=== Section Start ===
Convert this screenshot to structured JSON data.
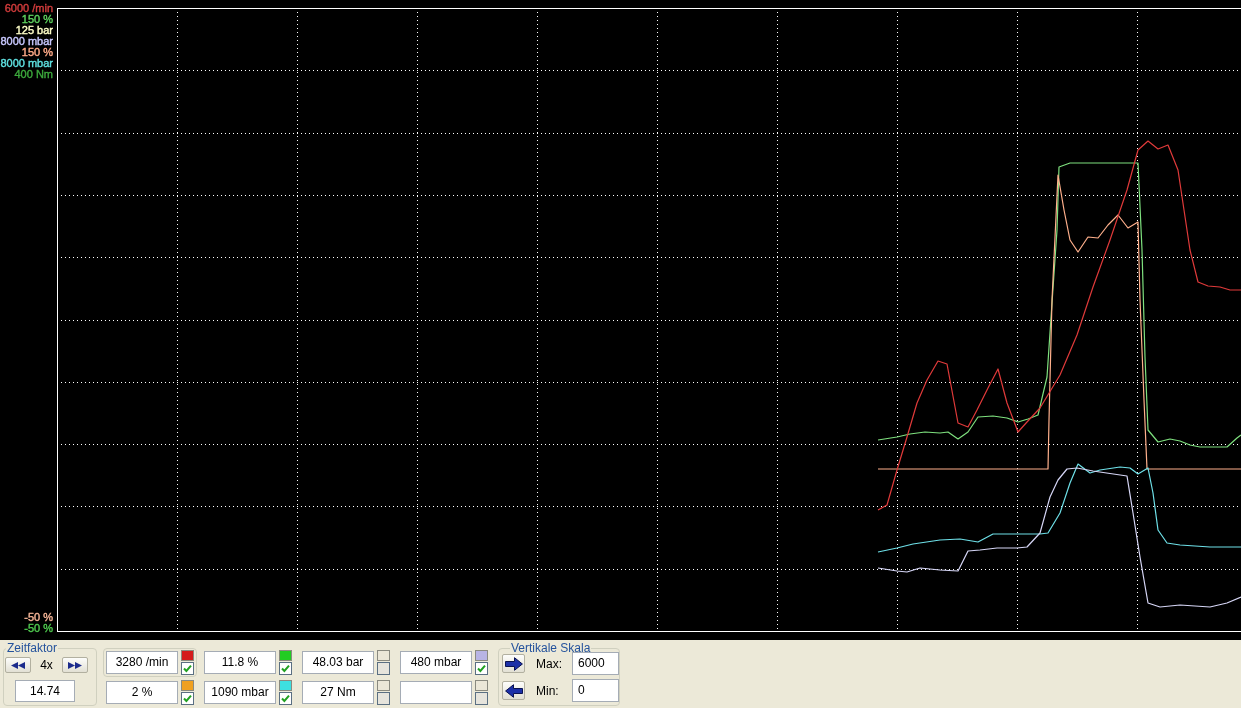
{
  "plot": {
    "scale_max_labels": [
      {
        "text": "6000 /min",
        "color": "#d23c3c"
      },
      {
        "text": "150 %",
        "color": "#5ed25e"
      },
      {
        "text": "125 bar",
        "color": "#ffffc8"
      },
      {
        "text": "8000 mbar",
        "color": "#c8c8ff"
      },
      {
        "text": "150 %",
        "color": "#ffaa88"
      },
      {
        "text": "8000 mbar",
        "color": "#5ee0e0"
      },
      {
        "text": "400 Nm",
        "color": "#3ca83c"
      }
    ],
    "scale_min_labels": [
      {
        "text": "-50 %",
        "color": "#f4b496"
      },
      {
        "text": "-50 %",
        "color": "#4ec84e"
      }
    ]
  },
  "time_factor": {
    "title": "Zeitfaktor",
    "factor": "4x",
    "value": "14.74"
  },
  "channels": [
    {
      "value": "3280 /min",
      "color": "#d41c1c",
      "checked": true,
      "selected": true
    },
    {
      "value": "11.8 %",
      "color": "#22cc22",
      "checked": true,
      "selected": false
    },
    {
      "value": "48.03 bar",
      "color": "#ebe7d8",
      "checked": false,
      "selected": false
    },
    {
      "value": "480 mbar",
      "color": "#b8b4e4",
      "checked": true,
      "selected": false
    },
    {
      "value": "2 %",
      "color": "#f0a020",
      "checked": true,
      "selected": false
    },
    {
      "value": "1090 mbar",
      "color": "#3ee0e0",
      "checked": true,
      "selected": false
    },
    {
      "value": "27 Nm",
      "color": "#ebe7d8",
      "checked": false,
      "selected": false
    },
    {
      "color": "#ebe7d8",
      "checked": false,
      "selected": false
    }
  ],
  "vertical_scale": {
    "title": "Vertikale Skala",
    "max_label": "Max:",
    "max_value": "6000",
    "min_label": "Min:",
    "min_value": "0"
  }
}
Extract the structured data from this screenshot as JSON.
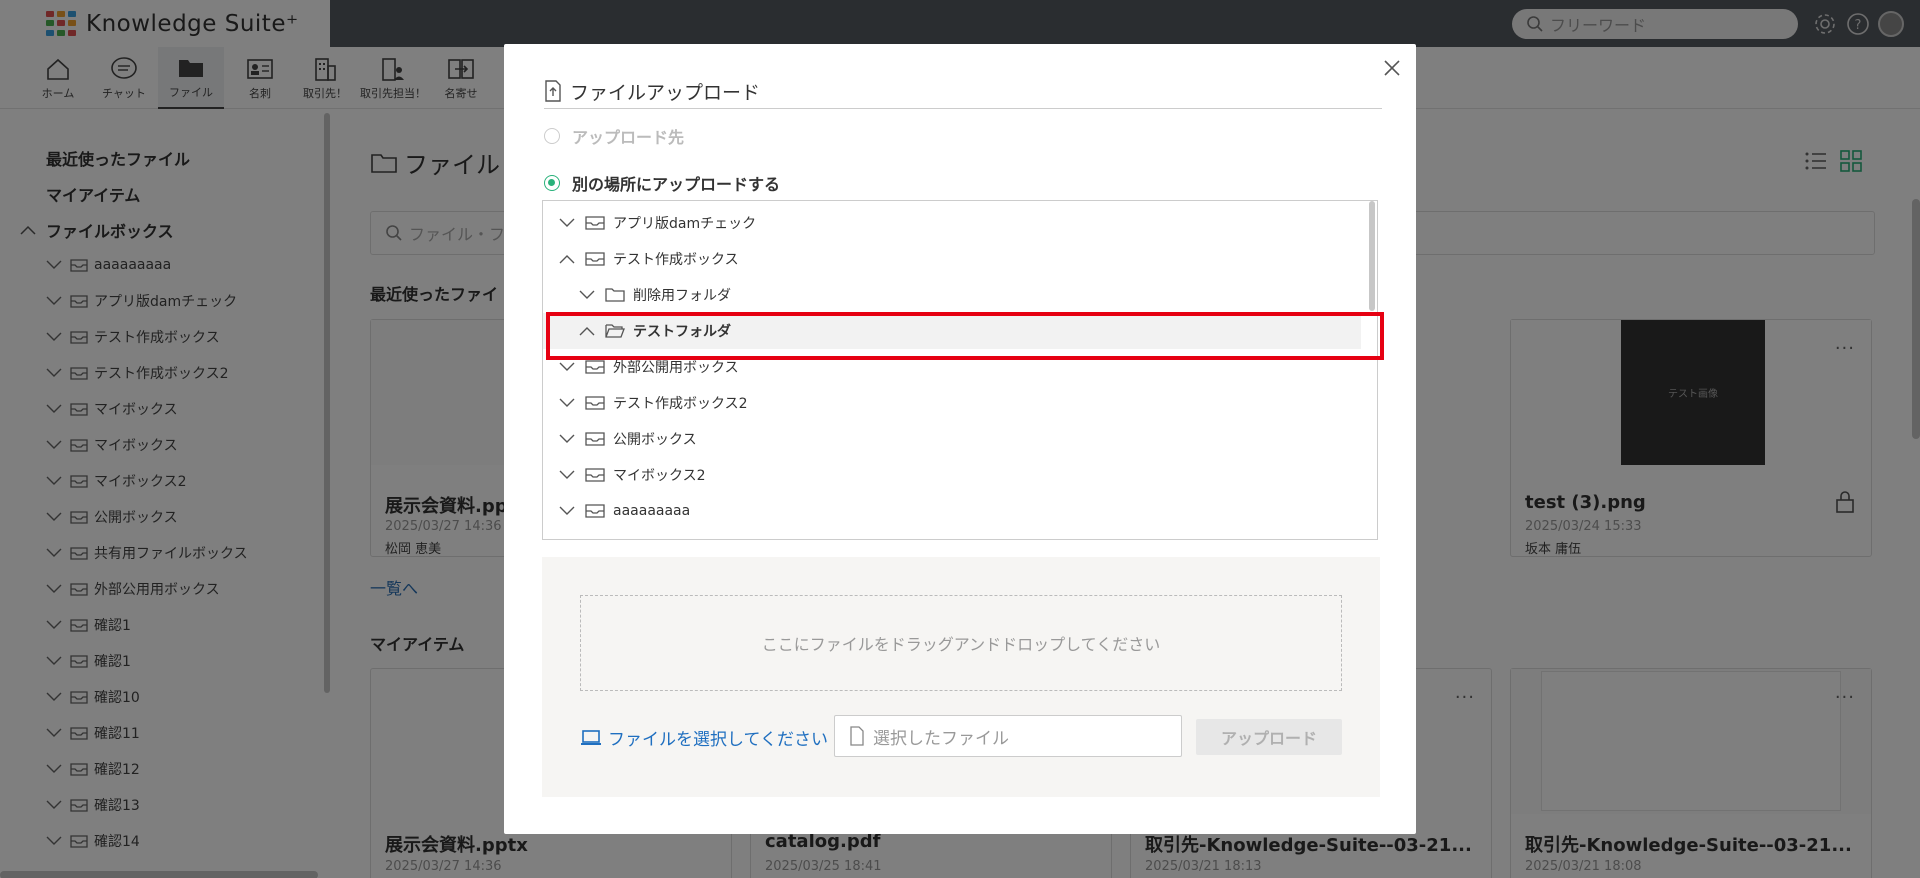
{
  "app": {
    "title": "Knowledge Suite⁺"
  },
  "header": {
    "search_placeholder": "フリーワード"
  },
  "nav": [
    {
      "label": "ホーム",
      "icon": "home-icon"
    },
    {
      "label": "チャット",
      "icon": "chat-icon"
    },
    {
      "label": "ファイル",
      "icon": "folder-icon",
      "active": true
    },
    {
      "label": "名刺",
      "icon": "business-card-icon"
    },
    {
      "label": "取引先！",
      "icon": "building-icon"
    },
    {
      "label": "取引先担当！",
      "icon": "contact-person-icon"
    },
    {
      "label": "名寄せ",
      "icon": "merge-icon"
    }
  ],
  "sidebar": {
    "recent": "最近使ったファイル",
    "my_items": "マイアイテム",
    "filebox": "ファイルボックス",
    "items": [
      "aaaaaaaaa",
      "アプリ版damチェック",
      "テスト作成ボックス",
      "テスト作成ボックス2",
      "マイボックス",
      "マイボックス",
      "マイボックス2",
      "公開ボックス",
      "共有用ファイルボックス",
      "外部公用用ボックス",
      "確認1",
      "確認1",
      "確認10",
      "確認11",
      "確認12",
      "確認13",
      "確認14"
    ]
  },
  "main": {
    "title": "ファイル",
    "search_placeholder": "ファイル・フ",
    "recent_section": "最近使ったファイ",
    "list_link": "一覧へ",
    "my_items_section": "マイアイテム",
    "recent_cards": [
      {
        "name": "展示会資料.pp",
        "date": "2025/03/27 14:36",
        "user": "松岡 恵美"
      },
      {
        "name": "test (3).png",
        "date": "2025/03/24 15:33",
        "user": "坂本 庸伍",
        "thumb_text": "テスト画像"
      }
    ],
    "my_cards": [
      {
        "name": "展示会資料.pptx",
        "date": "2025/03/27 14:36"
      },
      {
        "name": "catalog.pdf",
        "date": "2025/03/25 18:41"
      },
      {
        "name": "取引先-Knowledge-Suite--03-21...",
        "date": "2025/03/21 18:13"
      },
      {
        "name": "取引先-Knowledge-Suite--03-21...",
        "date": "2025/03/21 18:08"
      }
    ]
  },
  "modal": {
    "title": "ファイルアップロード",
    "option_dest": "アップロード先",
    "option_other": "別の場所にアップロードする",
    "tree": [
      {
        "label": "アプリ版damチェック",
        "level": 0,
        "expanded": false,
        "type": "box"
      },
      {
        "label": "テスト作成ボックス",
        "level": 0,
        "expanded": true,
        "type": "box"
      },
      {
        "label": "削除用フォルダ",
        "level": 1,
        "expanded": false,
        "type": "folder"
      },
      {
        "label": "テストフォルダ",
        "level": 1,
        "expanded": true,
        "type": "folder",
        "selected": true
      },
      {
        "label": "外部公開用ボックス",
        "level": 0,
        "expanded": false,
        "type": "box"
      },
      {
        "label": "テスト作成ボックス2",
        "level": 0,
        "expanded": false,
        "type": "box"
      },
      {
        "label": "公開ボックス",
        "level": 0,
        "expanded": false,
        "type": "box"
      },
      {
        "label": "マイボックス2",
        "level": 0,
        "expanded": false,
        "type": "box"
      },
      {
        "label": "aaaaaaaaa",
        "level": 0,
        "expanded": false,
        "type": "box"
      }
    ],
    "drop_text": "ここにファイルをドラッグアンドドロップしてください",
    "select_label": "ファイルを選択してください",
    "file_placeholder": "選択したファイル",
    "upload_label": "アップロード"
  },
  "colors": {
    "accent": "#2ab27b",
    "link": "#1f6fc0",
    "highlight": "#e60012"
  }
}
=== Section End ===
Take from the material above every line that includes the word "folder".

## RESPONSE FOR THIS EXERCISE
      "icon": "folder-icon",
        "type": "folder"
        "type": "folder",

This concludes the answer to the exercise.